The story so far -
On my last visit to Luxor I visited many of the little tombs round the hill at Shiekh Abd al-Qurna. On my latest trip I was fortunate to have longer to spend exploring the sites. Also the fall in the number of visitors meant that there were far fewer people about so there was no need to hurry. If you missed my first visit you can read all about it here.
Many of the tombs seem to be in exactly the same condition they were when I last visited, so my fears of everything being hacked out in the near future seem unfounded. Luckily not many tourists pass this way so there is no market for the artwork that remains accessible.
|The tomb where the bone was found on the previous visit was re-visited to see if there had been any changes there, and also to attempt to explore as far as the burial chamber. This photograph shows the view back up the descending passage from the burial chamber. The rocks do not appear to have fallen from the ceiling in the tunnel, and may have been part of the original blocking of the tomb.|
The burial chamber itself was entirely empty, but in the rubble in the passage a 30cm X 15cm X 2cm fragment of wood was found. This had no paint on it but could still have been a part of a coffin. Also in this fill a small piece of pottery was found.
|At this point the present occupants of the tombs took exception to to our torchlit invasion of their residence. |

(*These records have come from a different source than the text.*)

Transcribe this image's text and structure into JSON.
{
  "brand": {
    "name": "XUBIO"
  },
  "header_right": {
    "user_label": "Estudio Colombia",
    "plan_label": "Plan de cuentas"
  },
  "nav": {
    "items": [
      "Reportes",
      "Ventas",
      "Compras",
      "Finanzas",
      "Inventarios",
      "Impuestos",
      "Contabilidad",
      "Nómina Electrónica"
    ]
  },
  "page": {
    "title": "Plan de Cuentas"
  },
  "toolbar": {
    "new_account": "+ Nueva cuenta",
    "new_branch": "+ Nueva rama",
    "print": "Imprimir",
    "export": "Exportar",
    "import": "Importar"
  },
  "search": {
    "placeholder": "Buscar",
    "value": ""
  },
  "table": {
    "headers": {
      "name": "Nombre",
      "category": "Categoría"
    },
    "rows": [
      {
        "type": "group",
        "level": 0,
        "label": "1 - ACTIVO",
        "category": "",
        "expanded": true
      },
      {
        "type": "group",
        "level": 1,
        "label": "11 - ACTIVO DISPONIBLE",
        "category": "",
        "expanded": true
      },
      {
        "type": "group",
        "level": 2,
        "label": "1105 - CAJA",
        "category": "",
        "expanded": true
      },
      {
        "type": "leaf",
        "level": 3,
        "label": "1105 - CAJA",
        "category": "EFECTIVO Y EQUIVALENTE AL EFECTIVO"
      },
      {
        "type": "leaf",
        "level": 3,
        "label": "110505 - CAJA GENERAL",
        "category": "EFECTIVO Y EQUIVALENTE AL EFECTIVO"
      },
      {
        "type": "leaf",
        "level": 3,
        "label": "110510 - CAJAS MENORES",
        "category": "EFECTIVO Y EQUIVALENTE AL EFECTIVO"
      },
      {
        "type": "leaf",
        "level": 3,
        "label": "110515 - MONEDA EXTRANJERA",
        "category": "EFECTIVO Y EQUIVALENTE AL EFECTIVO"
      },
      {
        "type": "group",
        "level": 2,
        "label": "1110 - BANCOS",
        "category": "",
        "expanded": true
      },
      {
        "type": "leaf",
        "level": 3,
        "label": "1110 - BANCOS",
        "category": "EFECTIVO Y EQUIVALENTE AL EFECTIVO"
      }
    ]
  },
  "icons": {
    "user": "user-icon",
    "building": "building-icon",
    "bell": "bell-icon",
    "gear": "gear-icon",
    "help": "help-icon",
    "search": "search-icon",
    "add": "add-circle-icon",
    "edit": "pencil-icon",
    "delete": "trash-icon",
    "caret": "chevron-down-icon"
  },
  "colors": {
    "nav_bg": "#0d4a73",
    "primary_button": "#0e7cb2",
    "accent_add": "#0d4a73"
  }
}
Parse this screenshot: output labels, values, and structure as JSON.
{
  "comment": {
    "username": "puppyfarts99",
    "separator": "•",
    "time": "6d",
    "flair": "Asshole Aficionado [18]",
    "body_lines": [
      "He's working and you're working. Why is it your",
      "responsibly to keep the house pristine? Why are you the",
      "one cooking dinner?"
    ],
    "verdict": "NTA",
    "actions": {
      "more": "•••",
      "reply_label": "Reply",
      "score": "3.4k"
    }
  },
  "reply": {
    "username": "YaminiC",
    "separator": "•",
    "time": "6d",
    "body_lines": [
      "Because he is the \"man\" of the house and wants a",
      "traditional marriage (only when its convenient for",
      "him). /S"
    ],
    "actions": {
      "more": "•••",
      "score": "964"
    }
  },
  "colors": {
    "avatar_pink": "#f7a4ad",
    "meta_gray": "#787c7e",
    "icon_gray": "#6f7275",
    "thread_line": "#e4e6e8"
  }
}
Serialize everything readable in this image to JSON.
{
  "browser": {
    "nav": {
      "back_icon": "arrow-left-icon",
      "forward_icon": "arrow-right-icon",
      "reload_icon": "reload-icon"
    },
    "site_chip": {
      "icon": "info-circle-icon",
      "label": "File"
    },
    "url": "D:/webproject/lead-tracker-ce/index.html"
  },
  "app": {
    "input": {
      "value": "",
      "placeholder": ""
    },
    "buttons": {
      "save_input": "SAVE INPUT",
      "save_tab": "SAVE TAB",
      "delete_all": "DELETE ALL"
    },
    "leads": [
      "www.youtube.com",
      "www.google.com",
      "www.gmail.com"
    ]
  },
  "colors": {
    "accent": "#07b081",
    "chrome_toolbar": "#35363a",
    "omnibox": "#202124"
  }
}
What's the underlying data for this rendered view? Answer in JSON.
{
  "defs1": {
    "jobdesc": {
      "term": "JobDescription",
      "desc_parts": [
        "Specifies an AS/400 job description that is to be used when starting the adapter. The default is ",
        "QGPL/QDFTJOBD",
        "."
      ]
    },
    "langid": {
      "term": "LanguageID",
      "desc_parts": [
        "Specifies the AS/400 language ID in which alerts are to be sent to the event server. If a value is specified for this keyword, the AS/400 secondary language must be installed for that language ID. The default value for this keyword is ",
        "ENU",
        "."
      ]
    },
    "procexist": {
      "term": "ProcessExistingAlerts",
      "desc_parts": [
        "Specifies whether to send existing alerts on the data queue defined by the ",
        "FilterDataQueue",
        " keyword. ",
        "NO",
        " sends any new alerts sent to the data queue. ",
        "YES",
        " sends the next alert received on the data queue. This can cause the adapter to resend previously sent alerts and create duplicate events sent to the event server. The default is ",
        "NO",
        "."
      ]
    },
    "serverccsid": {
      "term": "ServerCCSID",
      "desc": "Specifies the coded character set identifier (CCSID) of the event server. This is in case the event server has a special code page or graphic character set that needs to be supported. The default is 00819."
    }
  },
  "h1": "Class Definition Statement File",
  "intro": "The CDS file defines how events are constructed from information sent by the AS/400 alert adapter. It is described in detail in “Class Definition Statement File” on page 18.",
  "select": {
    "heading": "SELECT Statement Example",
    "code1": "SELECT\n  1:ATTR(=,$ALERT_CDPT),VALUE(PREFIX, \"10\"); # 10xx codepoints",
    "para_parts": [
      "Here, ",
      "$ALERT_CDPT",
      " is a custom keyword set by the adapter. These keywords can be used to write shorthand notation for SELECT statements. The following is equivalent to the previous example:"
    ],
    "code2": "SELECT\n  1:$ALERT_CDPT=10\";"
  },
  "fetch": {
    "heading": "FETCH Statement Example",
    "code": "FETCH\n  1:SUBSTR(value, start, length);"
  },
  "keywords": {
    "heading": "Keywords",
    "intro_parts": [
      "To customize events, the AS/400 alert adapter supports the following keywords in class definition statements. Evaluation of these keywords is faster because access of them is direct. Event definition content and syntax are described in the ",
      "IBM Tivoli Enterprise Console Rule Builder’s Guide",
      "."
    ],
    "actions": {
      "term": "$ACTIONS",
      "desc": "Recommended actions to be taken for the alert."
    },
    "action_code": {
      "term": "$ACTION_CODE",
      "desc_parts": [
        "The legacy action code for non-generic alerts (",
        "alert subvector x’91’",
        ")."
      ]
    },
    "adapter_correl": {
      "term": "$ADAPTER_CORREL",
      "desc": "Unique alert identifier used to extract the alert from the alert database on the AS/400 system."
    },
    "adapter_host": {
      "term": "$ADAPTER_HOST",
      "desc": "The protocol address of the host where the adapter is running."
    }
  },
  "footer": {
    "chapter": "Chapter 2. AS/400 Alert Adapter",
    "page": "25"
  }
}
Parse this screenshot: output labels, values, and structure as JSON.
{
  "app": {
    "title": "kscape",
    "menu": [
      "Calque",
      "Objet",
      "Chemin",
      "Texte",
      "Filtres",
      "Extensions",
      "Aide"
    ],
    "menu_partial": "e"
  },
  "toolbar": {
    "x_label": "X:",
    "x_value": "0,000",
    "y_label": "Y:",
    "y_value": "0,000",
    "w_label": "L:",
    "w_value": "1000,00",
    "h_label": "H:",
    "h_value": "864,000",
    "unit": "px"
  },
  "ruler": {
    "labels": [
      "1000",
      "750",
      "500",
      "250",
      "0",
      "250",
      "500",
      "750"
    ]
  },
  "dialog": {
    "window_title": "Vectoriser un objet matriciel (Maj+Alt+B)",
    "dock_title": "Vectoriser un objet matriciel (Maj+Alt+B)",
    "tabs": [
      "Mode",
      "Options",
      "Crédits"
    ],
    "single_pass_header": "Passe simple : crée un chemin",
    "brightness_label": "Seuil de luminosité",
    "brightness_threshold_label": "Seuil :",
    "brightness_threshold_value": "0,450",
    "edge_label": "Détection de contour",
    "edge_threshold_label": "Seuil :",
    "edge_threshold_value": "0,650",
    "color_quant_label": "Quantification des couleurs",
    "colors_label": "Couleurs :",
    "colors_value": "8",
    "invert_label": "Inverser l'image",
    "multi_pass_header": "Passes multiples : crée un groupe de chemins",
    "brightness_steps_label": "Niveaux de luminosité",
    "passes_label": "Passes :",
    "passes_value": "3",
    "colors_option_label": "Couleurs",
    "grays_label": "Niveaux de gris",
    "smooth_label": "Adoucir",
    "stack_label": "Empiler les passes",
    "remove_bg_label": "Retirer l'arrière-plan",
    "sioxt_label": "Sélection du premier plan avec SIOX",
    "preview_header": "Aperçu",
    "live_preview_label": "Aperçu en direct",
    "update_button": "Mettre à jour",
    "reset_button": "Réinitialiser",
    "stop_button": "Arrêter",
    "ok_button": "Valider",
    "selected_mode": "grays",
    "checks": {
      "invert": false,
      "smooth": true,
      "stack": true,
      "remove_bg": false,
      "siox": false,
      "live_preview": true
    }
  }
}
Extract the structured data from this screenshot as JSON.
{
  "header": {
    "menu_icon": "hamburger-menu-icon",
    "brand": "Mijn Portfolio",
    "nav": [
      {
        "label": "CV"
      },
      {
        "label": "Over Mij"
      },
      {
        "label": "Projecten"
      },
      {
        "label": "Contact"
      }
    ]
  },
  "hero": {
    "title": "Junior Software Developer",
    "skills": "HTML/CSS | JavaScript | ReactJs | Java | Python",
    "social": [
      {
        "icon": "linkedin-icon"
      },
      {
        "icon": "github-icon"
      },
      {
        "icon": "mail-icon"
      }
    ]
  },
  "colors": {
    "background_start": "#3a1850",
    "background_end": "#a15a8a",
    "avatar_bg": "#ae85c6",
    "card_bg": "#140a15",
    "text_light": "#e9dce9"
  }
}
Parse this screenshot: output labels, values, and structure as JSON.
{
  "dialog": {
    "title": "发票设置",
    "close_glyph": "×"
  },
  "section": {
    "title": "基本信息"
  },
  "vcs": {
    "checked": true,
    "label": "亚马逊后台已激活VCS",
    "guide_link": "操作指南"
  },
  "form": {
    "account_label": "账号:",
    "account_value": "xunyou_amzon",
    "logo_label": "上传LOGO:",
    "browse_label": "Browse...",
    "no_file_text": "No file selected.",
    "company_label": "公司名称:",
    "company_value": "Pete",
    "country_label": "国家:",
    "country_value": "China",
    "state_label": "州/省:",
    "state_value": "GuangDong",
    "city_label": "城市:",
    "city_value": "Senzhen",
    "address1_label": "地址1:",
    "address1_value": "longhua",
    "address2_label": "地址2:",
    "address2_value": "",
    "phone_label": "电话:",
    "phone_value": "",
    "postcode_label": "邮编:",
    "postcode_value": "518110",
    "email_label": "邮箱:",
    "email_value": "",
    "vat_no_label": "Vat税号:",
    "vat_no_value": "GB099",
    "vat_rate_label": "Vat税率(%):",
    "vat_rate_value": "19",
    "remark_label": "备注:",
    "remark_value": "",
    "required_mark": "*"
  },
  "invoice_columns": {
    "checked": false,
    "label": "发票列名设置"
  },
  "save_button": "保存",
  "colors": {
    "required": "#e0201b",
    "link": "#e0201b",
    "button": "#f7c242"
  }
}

|After our discovery of the bone in the side chamber, someone else had also done a little poking about and had found this magnificent example of mummification. This bone had been put beside ours just inside the entrance to the tomb. The layers of bandage are clearly visible and the standard of preservation seems to be excellent. Hopefully subsequent explorers will leave these bones where they are so at least part of the original occupant can remain in their robbed, undecorated but incredibly interesting little tomb.|